▸ EXERCISE PROMPT:
Give the whole listing below once more, exactly, without pictures.

━━━━━━━━━━

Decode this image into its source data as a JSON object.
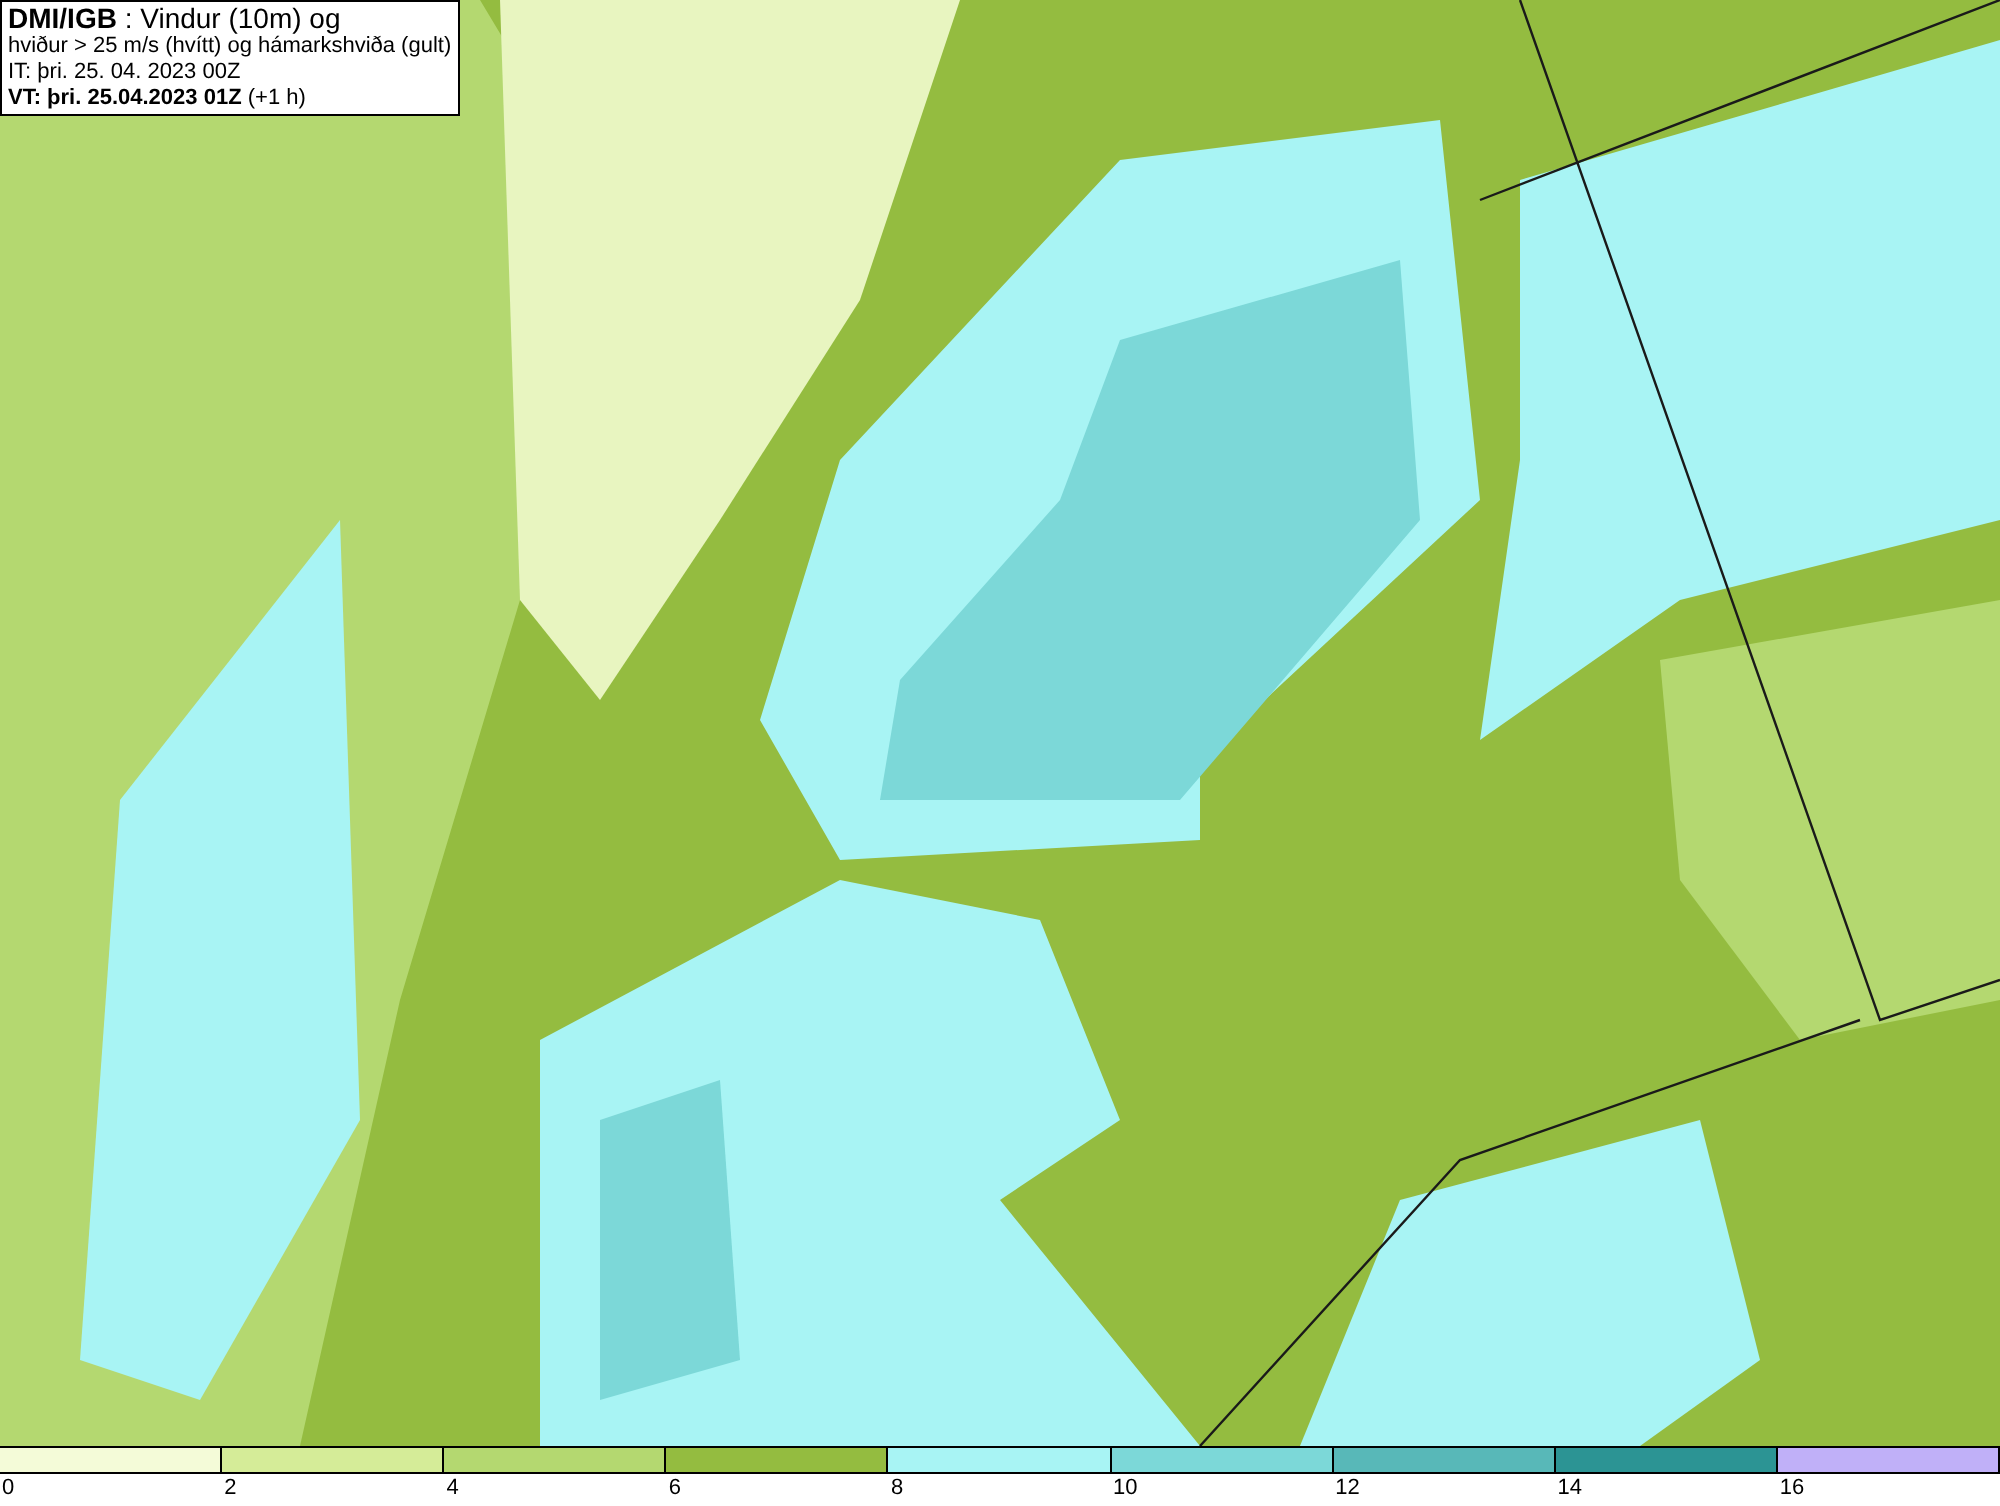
{
  "header": {
    "lines": [
      "**DMI/IGB** : Vindur (10m) og",
      "hviður > 25 m/s (hvítt) og hámarkshviða (gult)",
      "IT: þri. 25. 04. 2023 00Z",
      "**VT: þri. 25.04.2023 01Z** (+1 h)"
    ]
  },
  "legend": {
    "bins": [
      {
        "label": "0",
        "color": "#f4fbd8"
      },
      {
        "label": "2",
        "color": "#d5ec98"
      },
      {
        "label": "4",
        "color": "#b4d870"
      },
      {
        "label": "6",
        "color": "#94bc40"
      },
      {
        "label": "8",
        "color": "#a8f4f4"
      },
      {
        "label": "10",
        "color": "#7cd8d8"
      },
      {
        "label": "12",
        "color": "#58b8b8"
      },
      {
        "label": "14",
        "color": "#2c9494"
      },
      {
        "label": "16",
        "color": "#c0b0f8"
      }
    ]
  }
}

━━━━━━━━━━

▸ SOLUTION FOR THIS EXERCISE:
Decode this image into its source data as a JSON object.
{
  "header": {
    "lines": [
      "**DMI/IGB** : Vindur (10m) og",
      "hviður > 25 m/s (hvítt) og hámarkshviða (gult)",
      "IT: þri. 25. 04. 2023 00Z",
      "**VT: þri. 25.04.2023 01Z** (+1 h)"
    ]
  },
  "legend": {
    "bins": [
      {
        "label": "0",
        "color": "#f4fbd8"
      },
      {
        "label": "2",
        "color": "#d5ec98"
      },
      {
        "label": "4",
        "color": "#b4d870"
      },
      {
        "label": "6",
        "color": "#94bc40"
      },
      {
        "label": "8",
        "color": "#a8f4f4"
      },
      {
        "label": "10",
        "color": "#7cd8d8"
      },
      {
        "label": "12",
        "color": "#58b8b8"
      },
      {
        "label": "14",
        "color": "#2c9494"
      },
      {
        "label": "16",
        "color": "#c0b0f8"
      }
    ]
  }
}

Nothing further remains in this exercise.